Deciphering the Code: A Comprehensive Guide to Understanding Dog Food Labels  > Dog Food >  Deciphering the Code: A Comprehensive Guide to Understanding Dog Food Labels

When embarking on the journey of canine care, one of the paramount steps a pet owner can take is ensuring their furry companion receives optimal nutrition. The gateway to this realm of wellness is often through the labyrinthine details found on dog food labels, a topic that, while initially daunting, unveils the mysteries of canine nutrition with a bit of guidance. This article aims to demystify the complex language of dog food ingredients and labels, empowering pet owners with the knowledge to make informed choices for their beloved pets.

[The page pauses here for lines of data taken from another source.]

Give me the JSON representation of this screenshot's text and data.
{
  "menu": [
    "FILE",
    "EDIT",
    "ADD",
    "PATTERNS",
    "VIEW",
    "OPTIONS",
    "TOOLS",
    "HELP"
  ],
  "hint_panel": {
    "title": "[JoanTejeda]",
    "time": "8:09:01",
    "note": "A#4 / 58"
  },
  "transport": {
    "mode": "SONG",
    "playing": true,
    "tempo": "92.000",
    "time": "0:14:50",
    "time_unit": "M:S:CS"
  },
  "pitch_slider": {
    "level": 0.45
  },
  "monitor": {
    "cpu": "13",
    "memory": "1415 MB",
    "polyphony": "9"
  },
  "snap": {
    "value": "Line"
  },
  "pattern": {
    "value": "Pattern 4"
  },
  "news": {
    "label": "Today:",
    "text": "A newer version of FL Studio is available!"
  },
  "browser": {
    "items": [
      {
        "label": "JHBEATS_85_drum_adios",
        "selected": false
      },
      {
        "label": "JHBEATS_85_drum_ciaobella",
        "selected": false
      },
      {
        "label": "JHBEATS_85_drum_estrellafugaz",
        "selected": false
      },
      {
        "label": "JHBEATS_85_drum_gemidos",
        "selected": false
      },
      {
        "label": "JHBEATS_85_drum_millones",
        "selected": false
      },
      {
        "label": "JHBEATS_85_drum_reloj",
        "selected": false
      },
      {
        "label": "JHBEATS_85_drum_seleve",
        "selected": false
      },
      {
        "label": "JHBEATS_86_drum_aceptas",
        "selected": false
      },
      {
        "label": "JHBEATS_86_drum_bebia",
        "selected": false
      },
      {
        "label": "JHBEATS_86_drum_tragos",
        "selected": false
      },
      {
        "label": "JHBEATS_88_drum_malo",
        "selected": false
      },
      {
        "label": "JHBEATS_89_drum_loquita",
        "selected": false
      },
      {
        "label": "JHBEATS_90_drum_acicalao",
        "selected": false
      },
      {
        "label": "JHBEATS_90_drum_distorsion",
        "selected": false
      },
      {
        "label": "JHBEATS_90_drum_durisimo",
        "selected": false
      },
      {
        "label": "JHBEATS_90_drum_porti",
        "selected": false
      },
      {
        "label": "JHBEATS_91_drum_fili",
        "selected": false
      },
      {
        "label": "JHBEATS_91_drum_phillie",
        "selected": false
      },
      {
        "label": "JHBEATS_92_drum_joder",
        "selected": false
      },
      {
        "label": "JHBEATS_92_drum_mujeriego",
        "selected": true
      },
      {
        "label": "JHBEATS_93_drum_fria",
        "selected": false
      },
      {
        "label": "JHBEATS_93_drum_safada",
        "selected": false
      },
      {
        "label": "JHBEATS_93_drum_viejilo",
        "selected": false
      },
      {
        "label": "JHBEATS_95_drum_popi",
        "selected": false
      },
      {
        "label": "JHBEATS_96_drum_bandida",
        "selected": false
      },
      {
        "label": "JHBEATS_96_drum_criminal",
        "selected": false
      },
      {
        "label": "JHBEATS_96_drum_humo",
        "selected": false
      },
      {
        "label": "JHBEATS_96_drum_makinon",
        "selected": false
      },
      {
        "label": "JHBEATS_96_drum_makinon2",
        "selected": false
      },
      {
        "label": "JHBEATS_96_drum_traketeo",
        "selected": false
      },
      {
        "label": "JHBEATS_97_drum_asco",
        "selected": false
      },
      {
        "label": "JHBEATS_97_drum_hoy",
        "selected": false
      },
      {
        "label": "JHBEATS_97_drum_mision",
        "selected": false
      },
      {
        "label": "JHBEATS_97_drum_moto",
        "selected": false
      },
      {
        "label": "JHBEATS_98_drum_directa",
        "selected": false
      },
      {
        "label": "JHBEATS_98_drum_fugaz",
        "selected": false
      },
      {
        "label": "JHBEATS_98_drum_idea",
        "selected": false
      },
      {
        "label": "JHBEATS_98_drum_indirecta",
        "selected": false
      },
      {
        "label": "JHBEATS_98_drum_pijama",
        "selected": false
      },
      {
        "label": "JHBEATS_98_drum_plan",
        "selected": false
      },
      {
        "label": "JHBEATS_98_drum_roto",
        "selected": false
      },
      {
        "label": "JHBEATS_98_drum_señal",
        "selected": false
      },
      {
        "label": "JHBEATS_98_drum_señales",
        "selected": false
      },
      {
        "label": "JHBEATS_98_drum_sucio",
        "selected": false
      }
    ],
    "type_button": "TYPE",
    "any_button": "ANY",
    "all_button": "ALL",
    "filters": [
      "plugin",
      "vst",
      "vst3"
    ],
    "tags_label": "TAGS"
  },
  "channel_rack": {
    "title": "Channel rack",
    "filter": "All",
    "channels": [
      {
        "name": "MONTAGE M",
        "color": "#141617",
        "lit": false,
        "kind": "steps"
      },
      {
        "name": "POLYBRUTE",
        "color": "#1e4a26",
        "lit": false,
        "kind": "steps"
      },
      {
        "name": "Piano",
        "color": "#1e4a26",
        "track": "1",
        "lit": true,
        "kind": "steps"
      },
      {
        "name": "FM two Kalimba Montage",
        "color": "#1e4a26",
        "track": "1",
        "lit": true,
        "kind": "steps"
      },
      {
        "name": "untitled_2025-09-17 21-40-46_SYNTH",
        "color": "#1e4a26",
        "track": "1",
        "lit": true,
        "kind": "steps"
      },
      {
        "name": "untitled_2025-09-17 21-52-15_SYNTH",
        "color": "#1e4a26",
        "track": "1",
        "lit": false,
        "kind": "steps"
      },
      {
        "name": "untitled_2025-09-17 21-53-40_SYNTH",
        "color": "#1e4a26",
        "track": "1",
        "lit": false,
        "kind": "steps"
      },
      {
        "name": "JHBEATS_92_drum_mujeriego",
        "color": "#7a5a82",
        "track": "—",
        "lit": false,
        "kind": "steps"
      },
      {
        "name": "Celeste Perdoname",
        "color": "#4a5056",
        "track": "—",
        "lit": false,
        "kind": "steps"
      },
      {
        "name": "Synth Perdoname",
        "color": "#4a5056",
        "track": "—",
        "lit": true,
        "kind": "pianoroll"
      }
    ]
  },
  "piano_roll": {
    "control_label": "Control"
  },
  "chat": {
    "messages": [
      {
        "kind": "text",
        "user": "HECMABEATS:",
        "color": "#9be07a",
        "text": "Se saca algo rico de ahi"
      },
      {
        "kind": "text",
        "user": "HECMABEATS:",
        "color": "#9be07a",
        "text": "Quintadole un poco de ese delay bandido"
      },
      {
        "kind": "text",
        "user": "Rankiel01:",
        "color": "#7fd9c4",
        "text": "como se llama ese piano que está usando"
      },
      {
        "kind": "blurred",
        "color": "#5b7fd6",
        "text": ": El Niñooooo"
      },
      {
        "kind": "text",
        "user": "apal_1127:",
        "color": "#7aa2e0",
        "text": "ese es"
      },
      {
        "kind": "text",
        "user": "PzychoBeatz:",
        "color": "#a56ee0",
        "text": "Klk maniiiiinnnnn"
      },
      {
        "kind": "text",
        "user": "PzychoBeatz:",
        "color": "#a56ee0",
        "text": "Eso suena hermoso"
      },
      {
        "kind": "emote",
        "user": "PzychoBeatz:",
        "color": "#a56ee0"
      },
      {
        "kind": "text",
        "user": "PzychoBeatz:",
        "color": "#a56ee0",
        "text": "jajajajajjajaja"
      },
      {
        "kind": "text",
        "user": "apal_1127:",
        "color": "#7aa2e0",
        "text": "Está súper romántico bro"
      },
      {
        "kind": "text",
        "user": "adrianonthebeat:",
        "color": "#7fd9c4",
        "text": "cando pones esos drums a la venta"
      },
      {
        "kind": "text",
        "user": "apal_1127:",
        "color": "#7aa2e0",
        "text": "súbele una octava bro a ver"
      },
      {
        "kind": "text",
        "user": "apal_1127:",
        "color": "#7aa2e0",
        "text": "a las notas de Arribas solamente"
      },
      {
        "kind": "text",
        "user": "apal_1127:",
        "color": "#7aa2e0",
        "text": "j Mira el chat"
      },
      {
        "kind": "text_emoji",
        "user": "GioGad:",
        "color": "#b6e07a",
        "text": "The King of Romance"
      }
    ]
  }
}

The starting point of understanding a dog food label is recognizing that the product’s name holds clues about its contents. Regulatory bodies have specific guidelines that dictate how products can be named based on their ingredients. For example, a product named “Chicken for Dogs” must contain a higher percentage of chicken than one labeled “Chicken Flavor Dog Food,” where only a trace amount of chicken is needed to impart flavor. This distinction emphasizes the importance of scrutinizing product names, as they offer the first insight into the food’s composition.

Progressing beyond the name, the ingredients list on a dog food package is a treasure trove of information. Ingredients are listed in descending order by weight, which means the first few ingredients constitute the majority of the food. High-quality dog foods typically list a protein source, such as beef, chicken, or lamb, as the first ingredient, underscoring its prominence in the formulation. However, it’s crucial to recognize that fresh meats contain a significant amount of water, which can be misleading in terms of actual protein content. Meals, such as chicken meal or fish meal, offer a more concentrated source of protein, as they are rendered and contain less water.

Understanding the terminology used in ingredient lists is equally important. Terms like “by-products” or “meal” can often cause confusion. By-products, while sometimes viewed negatively, can include highly nutritious parts of the animal, such as liver and kidneys, that provide essential vitamins and minerals. The term “meal” indicates that the ingredient has been cooked to remove water and fat, offering a concentrated source of protein. This highlights the necessity of not dismissing ingredients based solely on misconceptions or unfamiliar terminology.

In addition to protein sources, carbohydrates play a vital role in dog food, providing energy, fiber, and essential nutrients. Ingredients such as barley, brown rice, and sweet potatoes are considered healthy carbohydrates. However, the presence of vague terms like “animal digest” or “meat by-product meal” should prompt further investigation, as these can sometimes signify lower-quality sources of protein and nutrients.

Another crucial aspect of the label is the Guaranteed Analysis section, which provides a snapshot of the food’s nutritional content, including minimum percentages of protein and fat, along with maximum percentages of fiber and moisture. This section is vital for comparing the nutritional profiles of different dog foods and ensuring they meet your pet’s specific dietary needs.

Beyond the basics, certain dog foods may boast additional health benefits through the inclusion of supplements such as omega-3 fatty acids, glucosamine, and chondroitin, which support joint health and skin health. While these additions can be beneficial, they should not overshadow the importance of a balanced diet that meets the fundamental nutritional requirements of your pet.

Finally, understanding the dog food label extends to recognizing certifications and quality assurances, such as organic or grain-free claims, and evaluating these based on your pet’s individual health and dietary preferences. It’s essential to consult with a veterinarian to tailor dietary choices to your dog’s unique needs, as factors such as age, breed, and health status significantly influence nutritional requirements.

In conclusion, navigating the world of dog food labels and ingredients is akin to learning a new language, one that, once mastered, opens up a world of possibilities for enhancing your dog’s health and well-being. By paying close attention to the nuances of product names, deciphering the ingredients list, and understanding nutritional claims, pet owners can become well-informed advocates for their canine companions, ensuring a happy, healthy life together.